Provided data START

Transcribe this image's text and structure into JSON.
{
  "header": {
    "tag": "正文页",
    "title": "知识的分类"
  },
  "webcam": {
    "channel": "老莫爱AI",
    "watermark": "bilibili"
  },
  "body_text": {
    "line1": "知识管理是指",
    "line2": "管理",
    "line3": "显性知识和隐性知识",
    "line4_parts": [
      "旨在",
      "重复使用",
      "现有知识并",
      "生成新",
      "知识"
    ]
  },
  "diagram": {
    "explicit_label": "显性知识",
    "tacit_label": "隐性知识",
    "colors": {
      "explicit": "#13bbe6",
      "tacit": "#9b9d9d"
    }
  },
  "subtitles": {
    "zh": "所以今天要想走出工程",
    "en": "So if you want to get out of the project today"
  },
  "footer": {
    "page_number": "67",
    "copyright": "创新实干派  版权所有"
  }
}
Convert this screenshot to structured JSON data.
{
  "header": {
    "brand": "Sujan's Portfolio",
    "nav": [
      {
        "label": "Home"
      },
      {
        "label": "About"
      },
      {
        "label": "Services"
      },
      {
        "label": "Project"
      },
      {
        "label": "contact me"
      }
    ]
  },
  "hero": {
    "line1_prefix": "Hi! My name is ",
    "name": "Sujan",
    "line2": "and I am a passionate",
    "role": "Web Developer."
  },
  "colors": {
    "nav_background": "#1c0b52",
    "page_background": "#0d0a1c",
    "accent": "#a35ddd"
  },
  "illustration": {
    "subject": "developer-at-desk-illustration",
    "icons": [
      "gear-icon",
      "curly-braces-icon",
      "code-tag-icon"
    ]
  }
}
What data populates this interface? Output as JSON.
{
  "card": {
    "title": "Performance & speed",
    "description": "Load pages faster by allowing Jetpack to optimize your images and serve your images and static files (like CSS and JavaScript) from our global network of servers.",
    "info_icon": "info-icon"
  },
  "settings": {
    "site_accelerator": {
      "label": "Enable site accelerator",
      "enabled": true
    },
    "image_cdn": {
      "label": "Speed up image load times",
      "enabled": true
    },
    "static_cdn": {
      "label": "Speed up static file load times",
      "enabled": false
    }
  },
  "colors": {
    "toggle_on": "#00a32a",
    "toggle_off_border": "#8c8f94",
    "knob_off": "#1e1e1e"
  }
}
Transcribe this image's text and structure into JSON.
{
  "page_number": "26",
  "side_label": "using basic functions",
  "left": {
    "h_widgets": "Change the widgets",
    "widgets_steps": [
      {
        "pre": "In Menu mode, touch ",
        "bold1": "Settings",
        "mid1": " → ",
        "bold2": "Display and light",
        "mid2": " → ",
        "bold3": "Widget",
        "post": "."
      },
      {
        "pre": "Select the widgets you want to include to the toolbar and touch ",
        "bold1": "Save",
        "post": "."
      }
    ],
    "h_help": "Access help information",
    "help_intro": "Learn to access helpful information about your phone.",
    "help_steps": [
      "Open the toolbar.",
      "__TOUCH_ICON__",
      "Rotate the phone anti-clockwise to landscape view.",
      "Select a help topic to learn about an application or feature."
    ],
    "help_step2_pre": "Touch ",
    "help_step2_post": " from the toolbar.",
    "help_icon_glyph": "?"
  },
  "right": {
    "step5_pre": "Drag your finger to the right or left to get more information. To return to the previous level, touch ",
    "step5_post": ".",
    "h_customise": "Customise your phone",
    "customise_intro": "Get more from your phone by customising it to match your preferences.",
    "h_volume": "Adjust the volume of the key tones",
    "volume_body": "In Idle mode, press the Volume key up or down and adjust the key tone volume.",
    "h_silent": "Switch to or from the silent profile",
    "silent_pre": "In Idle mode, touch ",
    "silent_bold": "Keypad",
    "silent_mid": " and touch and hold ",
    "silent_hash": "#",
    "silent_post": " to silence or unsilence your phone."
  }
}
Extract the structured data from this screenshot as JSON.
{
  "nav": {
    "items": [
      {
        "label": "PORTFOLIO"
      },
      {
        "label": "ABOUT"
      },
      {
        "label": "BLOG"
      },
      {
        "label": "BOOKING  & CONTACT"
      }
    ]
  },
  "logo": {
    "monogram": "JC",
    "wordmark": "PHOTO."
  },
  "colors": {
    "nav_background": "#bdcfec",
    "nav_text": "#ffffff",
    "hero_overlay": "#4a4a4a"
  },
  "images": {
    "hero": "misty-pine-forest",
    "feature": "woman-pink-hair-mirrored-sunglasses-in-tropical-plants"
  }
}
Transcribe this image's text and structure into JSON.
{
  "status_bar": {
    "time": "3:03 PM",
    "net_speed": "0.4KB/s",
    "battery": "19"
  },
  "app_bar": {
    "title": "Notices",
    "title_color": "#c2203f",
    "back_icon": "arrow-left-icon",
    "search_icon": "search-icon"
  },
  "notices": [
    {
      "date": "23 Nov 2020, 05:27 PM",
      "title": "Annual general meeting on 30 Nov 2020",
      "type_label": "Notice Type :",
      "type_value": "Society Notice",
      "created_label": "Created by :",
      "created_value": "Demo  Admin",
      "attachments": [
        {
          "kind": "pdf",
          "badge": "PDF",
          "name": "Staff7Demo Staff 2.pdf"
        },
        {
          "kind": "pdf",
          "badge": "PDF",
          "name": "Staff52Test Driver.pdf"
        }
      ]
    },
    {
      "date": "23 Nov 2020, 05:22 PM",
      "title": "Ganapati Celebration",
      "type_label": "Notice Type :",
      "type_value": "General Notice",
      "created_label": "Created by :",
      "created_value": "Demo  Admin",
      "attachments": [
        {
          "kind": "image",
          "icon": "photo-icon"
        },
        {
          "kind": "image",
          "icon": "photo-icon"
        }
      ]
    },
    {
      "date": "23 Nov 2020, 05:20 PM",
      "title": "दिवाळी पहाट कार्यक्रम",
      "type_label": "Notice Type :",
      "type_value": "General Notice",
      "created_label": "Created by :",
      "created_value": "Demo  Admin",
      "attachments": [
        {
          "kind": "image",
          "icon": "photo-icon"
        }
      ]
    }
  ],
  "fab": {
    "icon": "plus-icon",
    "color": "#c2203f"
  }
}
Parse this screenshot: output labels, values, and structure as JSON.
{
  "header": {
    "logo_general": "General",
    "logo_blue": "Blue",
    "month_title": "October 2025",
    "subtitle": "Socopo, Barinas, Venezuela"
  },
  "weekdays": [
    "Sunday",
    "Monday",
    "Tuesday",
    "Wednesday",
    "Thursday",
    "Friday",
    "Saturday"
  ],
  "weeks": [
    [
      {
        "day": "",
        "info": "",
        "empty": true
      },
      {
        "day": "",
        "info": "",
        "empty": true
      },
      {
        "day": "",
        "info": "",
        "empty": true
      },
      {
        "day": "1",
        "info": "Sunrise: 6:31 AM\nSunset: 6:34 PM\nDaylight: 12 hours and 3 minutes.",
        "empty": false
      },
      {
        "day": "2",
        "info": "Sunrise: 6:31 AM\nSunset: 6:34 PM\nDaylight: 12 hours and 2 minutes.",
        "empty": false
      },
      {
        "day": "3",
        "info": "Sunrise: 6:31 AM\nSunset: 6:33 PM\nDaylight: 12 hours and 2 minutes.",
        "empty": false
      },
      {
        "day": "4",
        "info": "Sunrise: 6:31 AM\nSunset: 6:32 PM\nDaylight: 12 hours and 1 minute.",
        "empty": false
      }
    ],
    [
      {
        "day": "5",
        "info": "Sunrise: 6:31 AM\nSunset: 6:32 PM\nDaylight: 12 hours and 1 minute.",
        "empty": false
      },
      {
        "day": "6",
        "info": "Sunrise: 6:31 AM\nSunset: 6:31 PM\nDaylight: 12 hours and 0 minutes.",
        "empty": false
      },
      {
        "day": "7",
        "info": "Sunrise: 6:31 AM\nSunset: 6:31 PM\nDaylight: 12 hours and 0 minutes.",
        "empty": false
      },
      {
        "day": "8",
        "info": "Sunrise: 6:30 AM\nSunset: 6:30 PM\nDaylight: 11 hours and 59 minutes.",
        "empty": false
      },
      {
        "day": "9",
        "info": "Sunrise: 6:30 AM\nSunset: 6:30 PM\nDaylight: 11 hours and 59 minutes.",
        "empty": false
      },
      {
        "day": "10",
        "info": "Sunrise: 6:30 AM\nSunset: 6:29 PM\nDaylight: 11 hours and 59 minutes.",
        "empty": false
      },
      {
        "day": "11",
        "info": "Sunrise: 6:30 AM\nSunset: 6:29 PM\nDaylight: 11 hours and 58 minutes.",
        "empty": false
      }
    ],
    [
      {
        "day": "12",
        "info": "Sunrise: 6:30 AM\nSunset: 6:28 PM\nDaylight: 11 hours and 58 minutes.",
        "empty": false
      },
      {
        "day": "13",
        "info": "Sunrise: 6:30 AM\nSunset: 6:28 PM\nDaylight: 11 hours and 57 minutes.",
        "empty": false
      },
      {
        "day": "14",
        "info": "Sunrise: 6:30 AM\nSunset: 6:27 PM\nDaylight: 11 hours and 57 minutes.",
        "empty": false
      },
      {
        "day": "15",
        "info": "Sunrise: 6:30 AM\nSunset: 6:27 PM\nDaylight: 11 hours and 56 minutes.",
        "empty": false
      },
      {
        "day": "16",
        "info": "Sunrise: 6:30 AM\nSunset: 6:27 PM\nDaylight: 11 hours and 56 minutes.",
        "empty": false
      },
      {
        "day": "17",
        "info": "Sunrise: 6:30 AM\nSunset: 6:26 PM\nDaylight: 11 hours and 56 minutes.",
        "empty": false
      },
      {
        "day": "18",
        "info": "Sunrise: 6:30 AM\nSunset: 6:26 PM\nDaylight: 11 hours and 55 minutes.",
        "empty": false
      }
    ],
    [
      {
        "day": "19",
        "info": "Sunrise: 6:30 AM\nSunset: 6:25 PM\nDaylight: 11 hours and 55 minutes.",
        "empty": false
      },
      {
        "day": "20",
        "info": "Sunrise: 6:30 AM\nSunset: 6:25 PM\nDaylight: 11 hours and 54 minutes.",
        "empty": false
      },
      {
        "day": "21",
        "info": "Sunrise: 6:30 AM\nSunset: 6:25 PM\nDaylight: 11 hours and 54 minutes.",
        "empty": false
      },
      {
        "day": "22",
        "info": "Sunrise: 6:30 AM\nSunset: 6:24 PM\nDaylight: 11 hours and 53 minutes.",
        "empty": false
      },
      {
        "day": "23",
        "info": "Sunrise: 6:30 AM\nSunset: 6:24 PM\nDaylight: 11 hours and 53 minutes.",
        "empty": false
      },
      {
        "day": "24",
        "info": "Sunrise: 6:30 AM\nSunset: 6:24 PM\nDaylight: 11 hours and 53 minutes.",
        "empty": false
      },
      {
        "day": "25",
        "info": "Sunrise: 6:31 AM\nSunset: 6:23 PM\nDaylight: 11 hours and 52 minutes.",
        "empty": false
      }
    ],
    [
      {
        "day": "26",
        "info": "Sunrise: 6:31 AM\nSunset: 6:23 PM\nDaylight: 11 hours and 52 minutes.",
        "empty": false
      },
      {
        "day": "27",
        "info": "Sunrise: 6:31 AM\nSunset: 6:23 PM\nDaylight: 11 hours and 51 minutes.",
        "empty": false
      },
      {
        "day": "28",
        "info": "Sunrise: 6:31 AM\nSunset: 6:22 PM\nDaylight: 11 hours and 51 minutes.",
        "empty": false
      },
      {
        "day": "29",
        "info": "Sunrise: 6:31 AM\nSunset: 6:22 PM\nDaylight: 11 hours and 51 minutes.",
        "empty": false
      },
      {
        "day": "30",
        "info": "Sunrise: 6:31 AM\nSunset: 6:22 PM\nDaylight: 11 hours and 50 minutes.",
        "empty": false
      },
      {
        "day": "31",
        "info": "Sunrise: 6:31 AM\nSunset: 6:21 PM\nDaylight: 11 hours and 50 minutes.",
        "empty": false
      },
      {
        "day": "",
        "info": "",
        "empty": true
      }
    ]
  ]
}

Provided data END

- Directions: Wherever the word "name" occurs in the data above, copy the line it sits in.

- Output for this exercise:
    "line1_prefix": "Hi! My name is ",
    "name": "Sujan",
          "name": "Staff7Demo Staff 2.pdf"
          "name": "Staff52Test Driver.pdf"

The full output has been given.